In the last several months I have fielded a lot of questions from our fellow landscapers. I picked out the best four and I wanted to share them with you in hopes of the dialog helping you too.
Clarifying what you are trying to do and how each team member directly contributes to that success is a great way to get people feeling good about their future. In general, your existing team will tell others about your place if you make your place an environment where people feel important and are important.
Nothing shows your care for your team like fostering a safe work environment as well; contact PLANET — their Safety Stars program is fantastic. Secondly, get your name out. Get a sign in front of your place of work; here’s ours (see photo). Put magnetic signs on your trucks and post on all your social media outlets that you need help and don’t be afraid to spell out what you need. Talk about your drug testing and background checks if you do them. If you don’t, I recommend you do. Basically, don’t miss any opportunity to get the word out that you are always hiring quality, experienced help. Believe it or not, Craigslist works for many of our clients and we use it too. Finally, ask for help. Tell your team you need people and go to local schools and the like and recruit.
If they aren’t performing, you have to treat them like you would anyone else and remove them from your team. It will be the hardest thing you’ll ever have to do. Be professional; go overboard with kindness but do what you must do and by all means, learn from this and resist the urge to hire family members the next time. Disclaimer: I am not saying it is always a mistake to hire a family member; however, my experience says it’s better to bring people on your team because of their talents, not their last name. There is too much that can go wrong by hiring family members.

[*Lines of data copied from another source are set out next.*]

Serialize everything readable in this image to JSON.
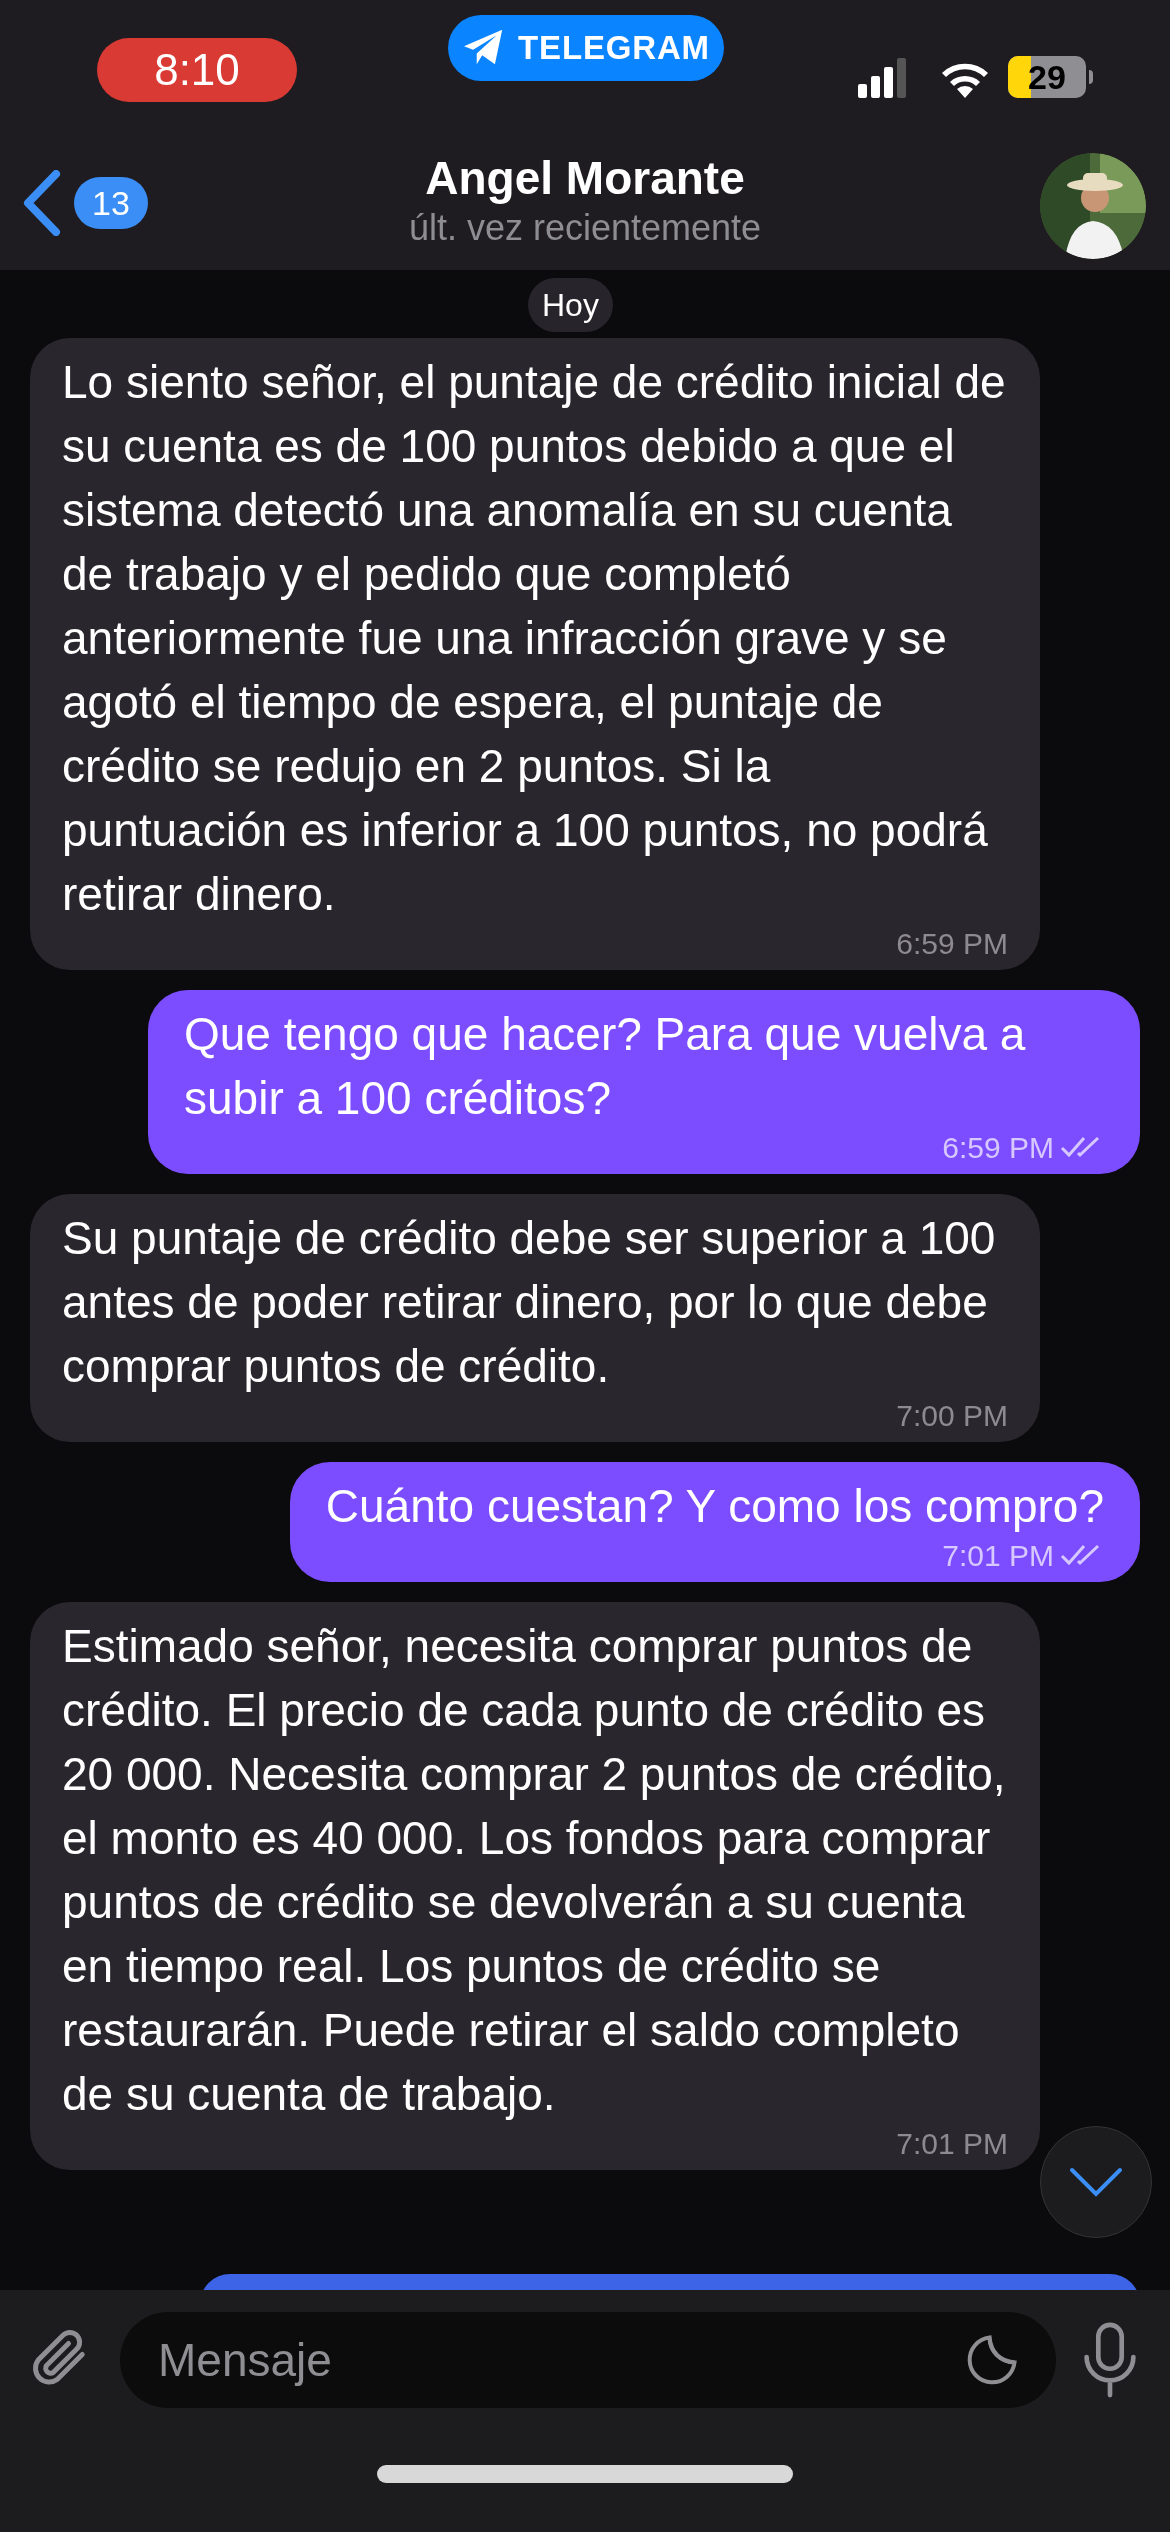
{
  "status_bar": {
    "time": "8:10",
    "app_pill": "TELEGRAM",
    "battery": "29"
  },
  "header": {
    "back_count": "13",
    "name": "Angel Morante",
    "subtitle": "últ. vez recientemente"
  },
  "date_pill": "Hoy",
  "messages": [
    {
      "outgoing": false,
      "text": "Lo siento señor, el puntaje de crédito inicial de su cuenta es de 100 puntos debido a que el sistema detectó una anomalía en su cuenta de trabajo y el pedido que completó anteriormente fue una infracción grave y se agotó el tiempo de espera, el puntaje de crédito se redujo en 2 puntos. Si la puntuación es inferior a 100 puntos, no podrá retirar dinero.",
      "time": "6:59 PM",
      "read": false
    },
    {
      "outgoing": true,
      "text": "Que tengo que hacer? Para que vuelva a subir a 100 créditos?",
      "time": "6:59 PM",
      "read": true
    },
    {
      "outgoing": false,
      "text": "Su puntaje de crédito debe ser superior a 100 antes de poder retirar dinero, por lo que debe comprar puntos de crédito.",
      "time": "7:00 PM",
      "read": false
    },
    {
      "outgoing": true,
      "text": "Cuánto cuestan? Y como los compro?",
      "time": "7:01 PM",
      "read": true
    },
    {
      "outgoing": false,
      "text": "Estimado señor, necesita comprar puntos de crédito. El precio de cada punto de crédito es 20 000. Necesita comprar 2 puntos de crédito, el monto es 40 000. Los fondos para comprar puntos de crédito se devolverán a su cuenta en tiempo real. Los puntos de crédito se restaurarán. Puede retirar el saldo completo de su cuenta de trabajo.",
      "time": "7:01 PM",
      "read": false
    }
  ],
  "composer": {
    "placeholder": "Mensaje"
  }
}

We need to show the prospect or client what they want, not what we think they want. And you can only find out what they want by listening and asking questions. Here are the two best questions you can ask a prospect or client considering your company: What process are you going to go through in hiring a landscaper and why did you call us?

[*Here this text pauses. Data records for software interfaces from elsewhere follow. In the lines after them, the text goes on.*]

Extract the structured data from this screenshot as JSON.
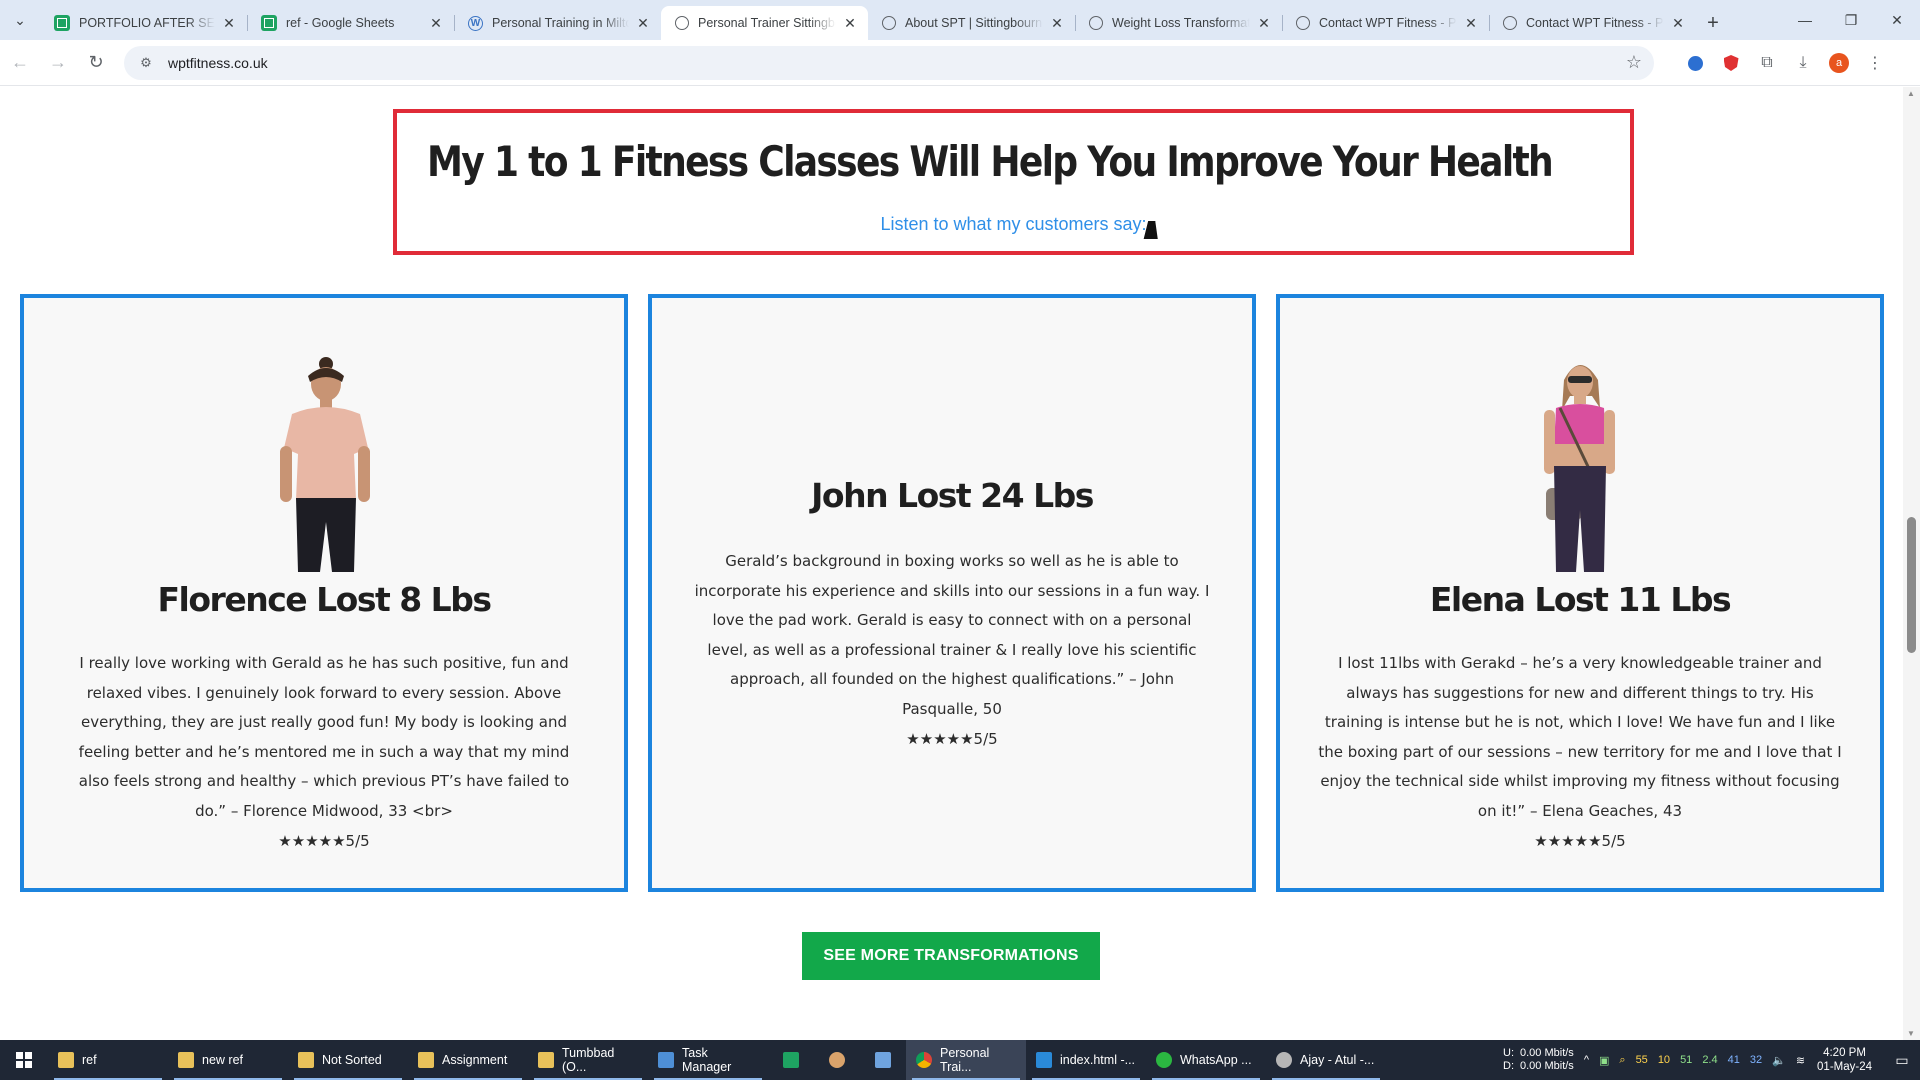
{
  "browser": {
    "tabs": [
      {
        "title": "PORTFOLIO AFTER SELLING",
        "icon": "sheets-icon",
        "active": false
      },
      {
        "title": "ref - Google Sheets",
        "icon": "sheets-icon",
        "active": false
      },
      {
        "title": "Personal Training in Milton",
        "icon": "wordpress-icon",
        "active": false
      },
      {
        "title": "Personal Trainer Sittingbourne",
        "icon": "globe-icon",
        "active": true
      },
      {
        "title": "About SPT | Sittingbourne",
        "icon": "globe-icon",
        "active": false
      },
      {
        "title": "Weight Loss Transformations",
        "icon": "globe-icon",
        "active": false
      },
      {
        "title": "Contact WPT Fitness - Personal",
        "icon": "globe-icon",
        "active": false
      },
      {
        "title": "Contact WPT Fitness - Personal",
        "icon": "globe-icon",
        "active": false
      }
    ],
    "url": "wptfitness.co.uk"
  },
  "page": {
    "headline": "My 1 to 1 Fitness Classes Will Help You Improve Your Health",
    "subheadline": "Listen to what my customers say:",
    "testimonials": [
      {
        "title": "Florence Lost 8 Lbs",
        "text": "I really love working with Gerald as he has such positive, fun and relaxed vibes. I genuinely look forward to every session. Above everything, they are just really good fun! My body is looking and feeling better and he’s mentored me in such a way that my mind also feels strong and healthy – which previous PT’s have failed to do.” – Florence Midwood, 33 <br>",
        "rating": "★★★★★5/5"
      },
      {
        "title": "John Lost 24 Lbs",
        "text": "Gerald’s background in boxing works so well as he is able to incorporate his experience and skills into our sessions in a fun way. I love the pad work. Gerald is easy to connect with on a personal level, as well as a professional trainer & I really love his scientific approach, all founded on the highest qualifications.” – John Pasqualle, 50",
        "rating": "★★★★★5/5"
      },
      {
        "title": "Elena Lost 11 Lbs",
        "text": "I lost 11lbs with Gerakd – he’s a very knowledgeable trainer and always has suggestions for new and different things to try. His training is intense but he is not, which I love! We have fun and I like the boxing part of our sessions – new territory for me and I love that I enjoy the technical side whilst improving my fitness without focusing on it!” – Elena Geaches, 43",
        "rating": "★★★★★5/5"
      }
    ],
    "cta_label": "SEE MORE TRANSFORMATIONS"
  },
  "taskbar": {
    "items": [
      {
        "label": "ref",
        "icon": "folder-icon"
      },
      {
        "label": "new ref",
        "icon": "folder-icon"
      },
      {
        "label": "Not Sorted",
        "icon": "folder-icon"
      },
      {
        "label": "Assignment",
        "icon": "folder-icon"
      },
      {
        "label": "Tumbbad (O...",
        "icon": "folder-icon"
      },
      {
        "label": "Task Manager",
        "icon": "task-manager-icon"
      },
      {
        "label": "Personal Trai...",
        "icon": "chrome-icon"
      },
      {
        "label": "index.html -...",
        "icon": "vscode-icon"
      },
      {
        "label": "WhatsApp ...",
        "icon": "whatsapp-icon"
      },
      {
        "label": "Ajay - Atul -...",
        "icon": "media-icon"
      }
    ],
    "net_upload_label": "U:",
    "net_download_label": "D:",
    "net_upload": "0.00 Mbit/s",
    "net_download": "0.00 Mbit/s",
    "tray_values": [
      "55",
      "10",
      "51",
      "2.4",
      "41",
      "32"
    ],
    "time": "4:20 PM",
    "date": "01-May-24"
  },
  "colors": {
    "headline_border": "#e02b38",
    "card_border": "#1c84de",
    "subheadline": "#2f8fe8",
    "cta_background": "#12a84a"
  }
}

There are a lot more questions that need to be asked to dig deep and make certain you are selling them what they asked for, but those two set the table.
The answer to the “process question” will give you clues as to what you need to do. Do you need to have the best price? The best design? Can you do it right away? And so on. The answer to the “why did you call” question is valuable because if they called you as a result of a referral, you are in better shape than if they called you because they heard you were cheap. Listen, truly listen, and you will be amazed at the improvements you make in your selling efforts.
Second, I hired several family members and none of them work for me any longer. My teenage children do some simple things in the office in the summer and there’s a specific reason for that, which I’ll write about in a future column, but they don’t have key positions. I wish I had never hired my brother or my cousin; neither was able to deliver to my high expectations and I learned a very valuable lesson I hope none of you repeat.
And finally, I regret not studying sales sooner. I don’t think I read a book on sales until I was about 25 years old. And I don’t think I attended a selling seminar until I was teaching sales myself. Today, I attend all sorts of selling seminars, read tons of books and I even have a coach. Yep, the coach has a coach. I regret I didn’t hire him when I was 25. There’s no telling where I’d be right now.
Please read this whole column again and make sure you are learning from my mistakes. You’ll find we landscapers repeat them over and over again. L&LMarty Grunder is a speaker, consultant and author; he owns Grunder Landscaping Co. See www.martygrunder.com; mail